This thread was locked and removed to the Moderator Area as it was in danger of becoming a debate about global warming. Whether or not global warming is or will be occurring is off-topic for this site. Obviously if global warming does occur and sea levels do rise as a consequence there may well be consequences for coastal space facilities, but any discussion of same should be couched in terms of potential effects if global warming and sea level rises do occur.

I have gone through the thread and modified posts accordingly.

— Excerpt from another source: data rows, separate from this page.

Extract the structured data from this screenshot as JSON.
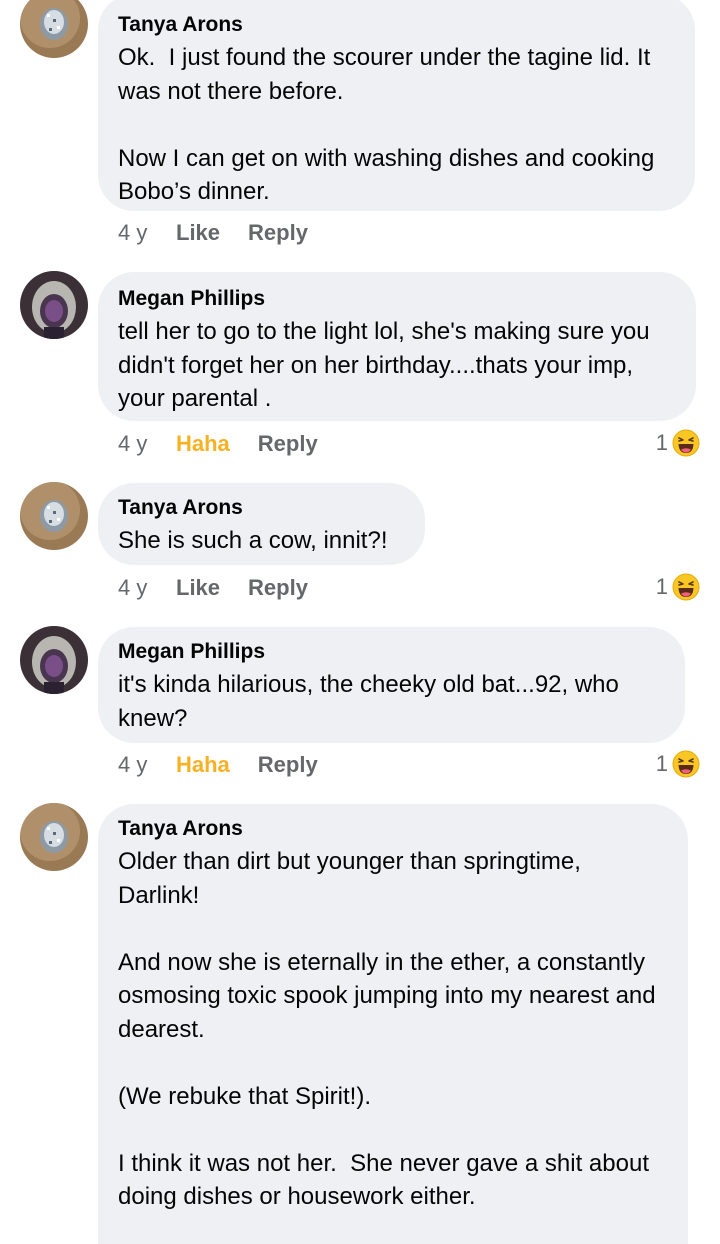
{
  "comments": [
    {
      "author": "Tanya Arons",
      "avatar": "disco-ball-avatar",
      "text": "Ok.  I just found the scourer under the tagine lid. It was not there before.\n\nNow I can get on with washing dishes and cooking Bobo’s dinner.",
      "time": "4 y",
      "like_label": "Like",
      "reply_label": "Reply",
      "reaction_count": ""
    },
    {
      "author": "Megan Phillips",
      "avatar": "hooded-person-avatar",
      "text": "tell her to go to the light lol, she's making sure you didn't forget her on her birthday....thats your imp, your parental .",
      "time": "4 y",
      "like_label": "Haha",
      "reply_label": "Reply",
      "reaction_count": "1",
      "reaction_icon": "haha-emoji-icon"
    },
    {
      "author": "Tanya Arons",
      "avatar": "disco-ball-avatar",
      "text": "She is such a cow, innit?!",
      "time": "4 y",
      "like_label": "Like",
      "reply_label": "Reply",
      "reaction_count": "1",
      "reaction_icon": "haha-emoji-icon"
    },
    {
      "author": "Megan Phillips",
      "avatar": "hooded-person-avatar",
      "text": "it's kinda hilarious, the cheeky old bat...92, who knew?",
      "time": "4 y",
      "like_label": "Haha",
      "reply_label": "Reply",
      "reaction_count": "1",
      "reaction_icon": "haha-emoji-icon"
    },
    {
      "author": "Tanya Arons",
      "avatar": "disco-ball-avatar",
      "text": "Older than dirt but younger than springtime, Darlink!\n\nAnd now she is eternally in the ether, a constantly osmosing toxic spook jumping into my nearest and dearest.\n\n(We rebuke that Spirit!).\n\nI think it was not her.  She never gave a shit about doing dishes or housework either."
    }
  ],
  "colors": {
    "bubble": "#eff0f4",
    "secondary_text": "#65676b",
    "haha_accent": "#f7b125"
  }
}
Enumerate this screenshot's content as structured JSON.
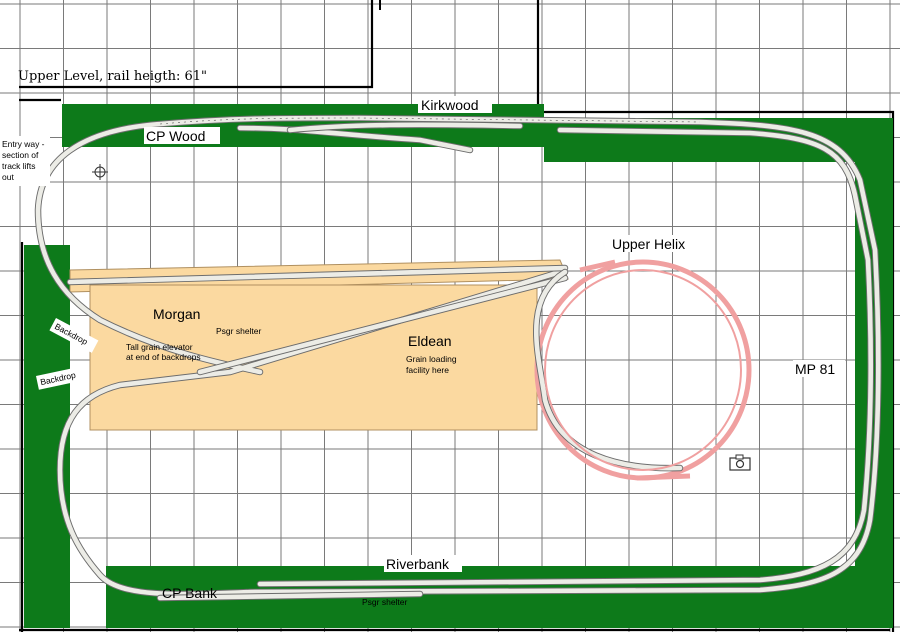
{
  "title": "Upper Level, rail heigth: 61\"",
  "locations": {
    "kirkwood": "Kirkwood",
    "cp_wood": "CP Wood",
    "upper_helix": "Upper Helix",
    "morgan": "Morgan",
    "eldean": "Eldean",
    "mp81": "MP 81",
    "riverbank": "Riverbank",
    "cp_bank": "CP Bank"
  },
  "notes": {
    "entry_line1": "Entry way -",
    "entry_line2": "section of",
    "entry_line3": "track lifts",
    "entry_line4": "out",
    "psgr_shelter_morgan": "Psgr shelter",
    "grain_elevator_line1": "Tall grain elevator",
    "grain_elevator_line2": "at end of backdrops",
    "grain_loading_line1": "Grain loading",
    "grain_loading_line2": "facility here",
    "backdrop_upper": "Backdrop",
    "backdrop_lower": "Backdrop",
    "psgr_shelter_riverbank": "Psgr shelter"
  },
  "icons": {
    "camera": "camera-icon",
    "crosshair": "crosshair-icon"
  },
  "colors": {
    "benchwork": "#0d7a1a",
    "scenery": "#fbd9a0",
    "helix": "#f0a0a0",
    "track": "#ecece6"
  }
}
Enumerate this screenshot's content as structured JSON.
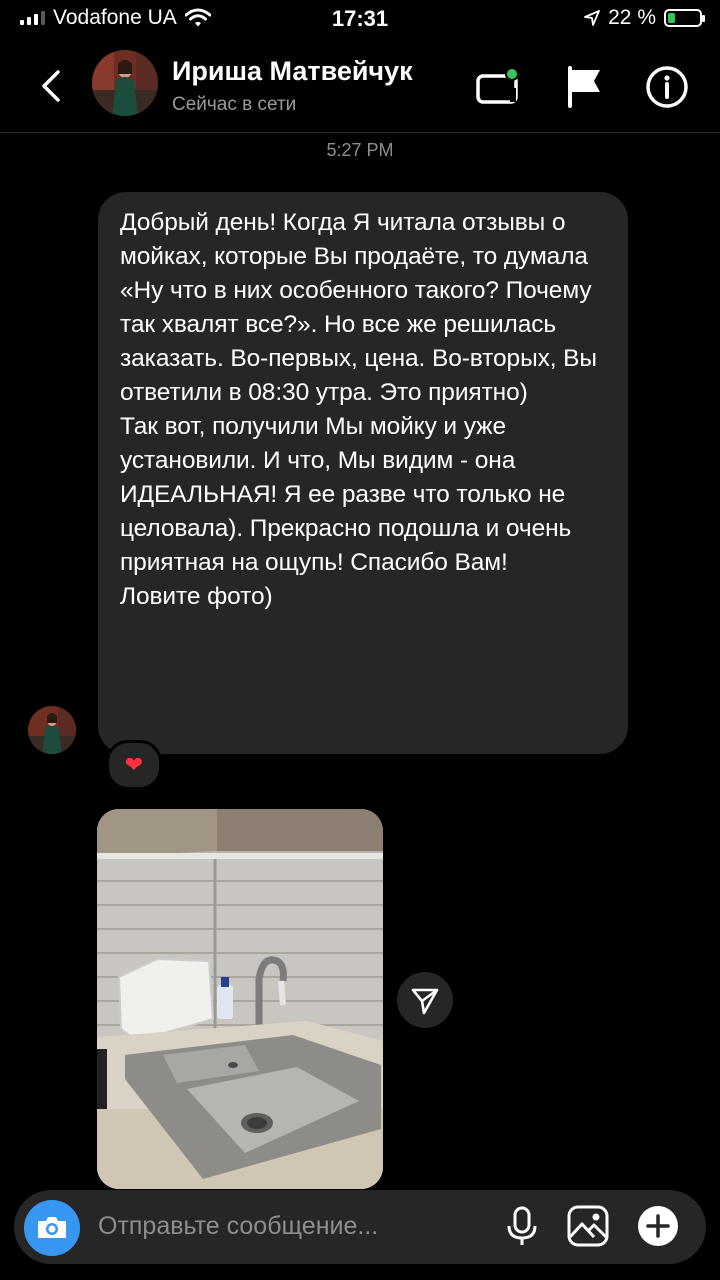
{
  "status_bar": {
    "carrier": "Vodafone UA",
    "time": "17:31",
    "battery_percent": "22 %",
    "battery_level": 0.22
  },
  "header": {
    "contact_name": "Ириша Матвейчук",
    "presence": "Сейчас в сети"
  },
  "thread": {
    "timestamp": "5:27 PM",
    "message_paragraphs": [
      "Добрый день! Когда Я читала отзывы о мойках, которые Вы продаёте, то думала «Ну что в них особенного такого? Почему так хвалят все?». Но все же решилась заказать. Во-первых, цена. Во-вторых, Вы ответили в 08:30 утра. Это приятно)",
      "Так вот, получили Мы мойку и уже установили. И что, Мы видим - она ИДЕАЛЬНАЯ! Я ее разве что только не целовала). Прекрасно подошла и очень приятная на ощупь! Спасибо Вам!",
      "Ловите фото)"
    ],
    "reaction": "❤",
    "accent_colors": {
      "bubble": "#262626",
      "camera_button": "#3797f0",
      "online_dot": "#34c759"
    }
  },
  "composer": {
    "placeholder": "Отправьте сообщение..."
  },
  "icons": {
    "back": "chevron-left-icon",
    "video": "video-call-icon",
    "flag": "flag-icon",
    "info": "info-icon",
    "camera": "camera-icon",
    "mic": "microphone-icon",
    "gallery": "gallery-icon",
    "plus": "plus-icon",
    "share": "send-icon"
  }
}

Any future posts that do come down one way or the other on the question of global warming are liable to simply be deleted.

Having cleaned up the thread, I have returned it to the SpaceX General Section, should people wish to continue the discussion after three months!

Offline CT Space Guy

  • Member
  • Posts: 74
  • Liked: 45
  • Likes Given: 0
Re: LC-39A and Brownsville Flood mitigation.
« Reply #16 on: 09/15/2014 12:09 pm »
Removed....except for the 8 times that the pharase "global warming" was left on the first page

Tags:
 

Advertisement NovaTech
Advertisement Northrop Grumman
Advertisement
Advertisement Margaritaville Beach Resort South Padre Island
Advertisement Brady Kenniston
Advertisement NextSpaceflight
Advertisement Nathan Barker Photography
1